Anon 2:38p.m. is exactly right. That outward display of anti-Americanism in time of war was a major reason I couldn't bring myself to go there for several years. There seems to be some question as to what will replace the restaurant. I was under the impression it would be yet another Dorney Park-dependant motel. let's hope the rates are high enough to avoid it from having to put a red light over the door.

michael molovinsky said...

@2:38 and 9:10, i doubt that the owner's politics had anything to do with the closure. the fact is that he kept that spot going for over 40 years, that's a long time in a competitive business, with fickle customers.

michael molovinsky said...

anonymous comment submitted via email

The Chrysler Building and the Empire State Building in NYC are iconic classics of the art deco style popular in the 1920's. Both buildings have been sold multiple times over, and undoubtedly will be flipped several more times even within our expected remaining life times.
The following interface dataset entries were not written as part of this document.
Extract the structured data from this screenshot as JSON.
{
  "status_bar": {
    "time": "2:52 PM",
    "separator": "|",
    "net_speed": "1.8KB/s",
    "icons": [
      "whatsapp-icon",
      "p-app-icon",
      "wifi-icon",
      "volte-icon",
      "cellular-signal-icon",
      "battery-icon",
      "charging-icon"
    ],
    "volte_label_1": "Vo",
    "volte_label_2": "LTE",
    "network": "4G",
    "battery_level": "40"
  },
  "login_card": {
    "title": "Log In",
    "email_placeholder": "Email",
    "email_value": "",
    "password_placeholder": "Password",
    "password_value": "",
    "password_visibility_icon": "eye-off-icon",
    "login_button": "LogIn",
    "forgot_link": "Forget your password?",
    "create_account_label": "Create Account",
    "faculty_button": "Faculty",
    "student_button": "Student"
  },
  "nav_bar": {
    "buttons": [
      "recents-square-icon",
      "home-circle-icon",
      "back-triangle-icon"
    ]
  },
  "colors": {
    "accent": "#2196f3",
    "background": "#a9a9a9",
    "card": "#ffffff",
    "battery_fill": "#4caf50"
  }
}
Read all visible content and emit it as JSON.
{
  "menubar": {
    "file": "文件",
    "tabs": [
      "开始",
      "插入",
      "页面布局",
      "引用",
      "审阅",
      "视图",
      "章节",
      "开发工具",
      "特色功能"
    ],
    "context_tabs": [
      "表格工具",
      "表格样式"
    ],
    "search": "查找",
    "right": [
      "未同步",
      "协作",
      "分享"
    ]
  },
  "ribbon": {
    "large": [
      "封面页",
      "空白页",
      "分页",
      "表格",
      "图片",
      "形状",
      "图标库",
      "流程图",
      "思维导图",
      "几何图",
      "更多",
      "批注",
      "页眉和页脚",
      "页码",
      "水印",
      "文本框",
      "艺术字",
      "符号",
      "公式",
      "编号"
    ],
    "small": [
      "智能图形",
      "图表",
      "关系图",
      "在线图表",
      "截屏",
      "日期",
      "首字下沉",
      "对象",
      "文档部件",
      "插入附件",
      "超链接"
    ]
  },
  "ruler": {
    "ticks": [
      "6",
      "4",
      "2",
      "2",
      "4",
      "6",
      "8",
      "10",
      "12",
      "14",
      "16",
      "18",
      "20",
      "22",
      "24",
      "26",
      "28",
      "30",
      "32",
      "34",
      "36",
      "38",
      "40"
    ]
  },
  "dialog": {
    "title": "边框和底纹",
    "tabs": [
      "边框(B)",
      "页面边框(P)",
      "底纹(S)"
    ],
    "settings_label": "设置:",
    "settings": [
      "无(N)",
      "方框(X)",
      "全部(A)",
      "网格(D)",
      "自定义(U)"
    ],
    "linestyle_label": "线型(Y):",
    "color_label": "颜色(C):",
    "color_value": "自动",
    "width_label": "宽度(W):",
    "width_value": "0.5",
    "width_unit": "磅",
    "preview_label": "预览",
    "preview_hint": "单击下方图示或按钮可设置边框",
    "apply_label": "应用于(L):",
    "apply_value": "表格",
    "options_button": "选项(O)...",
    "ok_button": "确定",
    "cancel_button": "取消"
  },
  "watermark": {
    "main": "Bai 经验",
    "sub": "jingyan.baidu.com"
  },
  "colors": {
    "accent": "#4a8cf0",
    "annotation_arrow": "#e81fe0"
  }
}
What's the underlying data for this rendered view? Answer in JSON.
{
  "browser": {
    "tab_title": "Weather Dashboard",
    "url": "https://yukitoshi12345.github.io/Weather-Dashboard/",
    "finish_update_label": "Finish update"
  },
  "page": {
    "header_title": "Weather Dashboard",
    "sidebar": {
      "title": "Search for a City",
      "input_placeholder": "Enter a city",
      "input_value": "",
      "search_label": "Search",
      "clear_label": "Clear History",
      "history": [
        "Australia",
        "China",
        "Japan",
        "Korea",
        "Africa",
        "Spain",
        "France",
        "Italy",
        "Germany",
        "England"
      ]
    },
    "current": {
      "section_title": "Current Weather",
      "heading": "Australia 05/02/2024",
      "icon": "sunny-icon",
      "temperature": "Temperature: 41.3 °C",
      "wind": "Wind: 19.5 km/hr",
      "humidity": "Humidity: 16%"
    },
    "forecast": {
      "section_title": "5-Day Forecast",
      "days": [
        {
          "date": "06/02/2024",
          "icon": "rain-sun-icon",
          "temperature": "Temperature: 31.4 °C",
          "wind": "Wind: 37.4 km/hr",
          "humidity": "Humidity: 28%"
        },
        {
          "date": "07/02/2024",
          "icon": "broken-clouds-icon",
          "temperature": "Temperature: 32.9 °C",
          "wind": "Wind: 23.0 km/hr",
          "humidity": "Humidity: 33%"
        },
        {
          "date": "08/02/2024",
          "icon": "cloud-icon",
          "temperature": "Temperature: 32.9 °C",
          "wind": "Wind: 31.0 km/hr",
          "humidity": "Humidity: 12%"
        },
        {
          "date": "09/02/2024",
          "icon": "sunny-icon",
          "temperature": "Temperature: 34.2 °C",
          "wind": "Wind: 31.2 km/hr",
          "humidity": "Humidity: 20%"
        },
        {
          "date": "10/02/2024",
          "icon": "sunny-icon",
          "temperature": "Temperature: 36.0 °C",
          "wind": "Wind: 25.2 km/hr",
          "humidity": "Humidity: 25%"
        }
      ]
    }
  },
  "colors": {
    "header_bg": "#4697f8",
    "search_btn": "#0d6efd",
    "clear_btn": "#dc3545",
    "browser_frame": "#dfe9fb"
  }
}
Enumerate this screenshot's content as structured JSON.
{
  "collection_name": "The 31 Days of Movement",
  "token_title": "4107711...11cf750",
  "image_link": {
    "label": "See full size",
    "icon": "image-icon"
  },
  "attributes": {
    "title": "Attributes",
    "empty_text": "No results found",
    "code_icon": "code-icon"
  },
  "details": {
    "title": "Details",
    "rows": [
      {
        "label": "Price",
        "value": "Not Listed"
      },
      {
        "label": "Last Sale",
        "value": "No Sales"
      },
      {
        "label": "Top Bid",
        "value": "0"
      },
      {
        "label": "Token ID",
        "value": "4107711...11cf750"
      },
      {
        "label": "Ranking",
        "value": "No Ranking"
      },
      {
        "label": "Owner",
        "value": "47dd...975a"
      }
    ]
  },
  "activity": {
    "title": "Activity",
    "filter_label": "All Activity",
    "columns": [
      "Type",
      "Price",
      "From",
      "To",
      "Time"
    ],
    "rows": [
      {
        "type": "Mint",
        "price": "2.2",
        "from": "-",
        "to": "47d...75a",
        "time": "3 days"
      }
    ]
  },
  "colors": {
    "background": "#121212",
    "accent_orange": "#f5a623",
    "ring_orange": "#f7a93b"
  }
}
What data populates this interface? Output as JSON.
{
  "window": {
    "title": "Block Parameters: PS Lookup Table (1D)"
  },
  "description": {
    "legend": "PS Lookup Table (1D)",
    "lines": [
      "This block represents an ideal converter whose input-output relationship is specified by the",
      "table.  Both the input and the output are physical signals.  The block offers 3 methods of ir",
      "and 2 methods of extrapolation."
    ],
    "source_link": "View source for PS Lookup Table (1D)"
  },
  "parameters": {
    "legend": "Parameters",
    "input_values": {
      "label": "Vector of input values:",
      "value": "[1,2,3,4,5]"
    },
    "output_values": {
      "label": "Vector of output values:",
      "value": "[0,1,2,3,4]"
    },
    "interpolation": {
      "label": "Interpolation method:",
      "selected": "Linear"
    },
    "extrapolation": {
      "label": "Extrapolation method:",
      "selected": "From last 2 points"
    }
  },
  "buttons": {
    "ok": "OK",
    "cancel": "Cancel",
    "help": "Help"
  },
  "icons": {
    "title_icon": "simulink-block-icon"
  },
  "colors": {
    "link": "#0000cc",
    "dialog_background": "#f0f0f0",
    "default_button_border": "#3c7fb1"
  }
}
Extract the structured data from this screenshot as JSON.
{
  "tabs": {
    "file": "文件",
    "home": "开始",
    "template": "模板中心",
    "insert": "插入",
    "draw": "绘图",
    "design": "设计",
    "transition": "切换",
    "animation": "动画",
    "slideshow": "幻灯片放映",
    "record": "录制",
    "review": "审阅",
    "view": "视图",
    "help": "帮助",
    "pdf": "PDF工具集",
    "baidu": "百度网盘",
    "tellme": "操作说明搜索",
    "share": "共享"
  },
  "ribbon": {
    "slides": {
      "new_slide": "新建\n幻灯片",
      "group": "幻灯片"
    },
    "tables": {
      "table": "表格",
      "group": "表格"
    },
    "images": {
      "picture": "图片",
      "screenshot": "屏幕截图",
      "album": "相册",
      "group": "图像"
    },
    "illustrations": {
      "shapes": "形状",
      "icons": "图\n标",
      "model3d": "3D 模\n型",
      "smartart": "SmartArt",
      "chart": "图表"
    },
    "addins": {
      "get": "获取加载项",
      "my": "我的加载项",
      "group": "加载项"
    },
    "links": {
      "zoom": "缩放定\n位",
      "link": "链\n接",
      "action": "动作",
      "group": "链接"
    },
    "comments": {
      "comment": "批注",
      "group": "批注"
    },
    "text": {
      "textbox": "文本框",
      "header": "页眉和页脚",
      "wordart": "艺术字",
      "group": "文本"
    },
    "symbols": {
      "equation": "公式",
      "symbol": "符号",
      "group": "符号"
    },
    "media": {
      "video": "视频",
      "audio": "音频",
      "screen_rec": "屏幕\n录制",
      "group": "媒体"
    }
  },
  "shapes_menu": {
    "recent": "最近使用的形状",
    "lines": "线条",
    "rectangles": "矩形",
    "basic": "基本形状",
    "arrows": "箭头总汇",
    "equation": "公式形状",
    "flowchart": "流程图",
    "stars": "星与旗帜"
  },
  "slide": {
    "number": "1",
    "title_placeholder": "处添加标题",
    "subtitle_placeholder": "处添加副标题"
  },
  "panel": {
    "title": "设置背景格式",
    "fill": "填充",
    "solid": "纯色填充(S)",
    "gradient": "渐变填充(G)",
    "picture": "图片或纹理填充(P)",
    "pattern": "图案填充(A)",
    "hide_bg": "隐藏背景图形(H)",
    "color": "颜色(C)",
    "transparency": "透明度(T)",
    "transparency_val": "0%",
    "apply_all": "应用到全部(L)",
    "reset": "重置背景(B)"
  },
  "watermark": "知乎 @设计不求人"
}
Assume for the moment that the city/state has not previously slaped some kind of "historic" injunctive designation on them curbing alteration.

As privately owned, if the current or a potential buyer wants to tear them down in order to build a parking lot/condominiums/hotel/office/whatever, should a preservationist minded group be able to restrain the sale? Is there ANY public policy argument that should prevail over the owners' desires?

This is the conundrum that lies at the heart of zoning/condemnation proceedings/park retention verse development fights.

Ron Beitler said...

I don't think political activism ended the KGI. But it doesn't help. As a business owner, I do not understand why someone would engage their business as a billboard.

You are alienating a certain % of potential clients before they walk into the door. Just doesn't make any business sense to do that. Esp in todays ridiculously polarized political climate.

Ron Beitler said...

"Is there ANY public policy argument that should prevail over the owners' desires?"

Yes, zoning. I believe in zoning and we have a long precedent of it upheld by the supreme court dating back to the 20's and Euclid vs. Ambler. We've had nearly a century of zoning in the United States.

"The court, in finding that there was valid government interest in maintaining the character of a neighborhood and in regulating where certain land uses should occur, allowed for the subsequent explosion in zoning ordinances across the country. "

The vast majority of communities have willingly adopted zoning. I also am big on local control. Bottom up gov't. A municipality has the right to adopt and enforce a zoning ordinance. If someone doesn't like it they can move to a place like Houston that doesn't have zoning as it's Houston's right to not have one.

While I do believe in zoning, I prefer form based codes. The emphasis is less on "what you can put where" and more on "how it fits there".

Single use zoning is clunky and regulatory in nature.

And the tradeoff for variance is an incentive not a rights grab. If owner is seeking variances their won't work under the current zoning. If you think their shouldnt be zoning at all... then that's a whole different argument.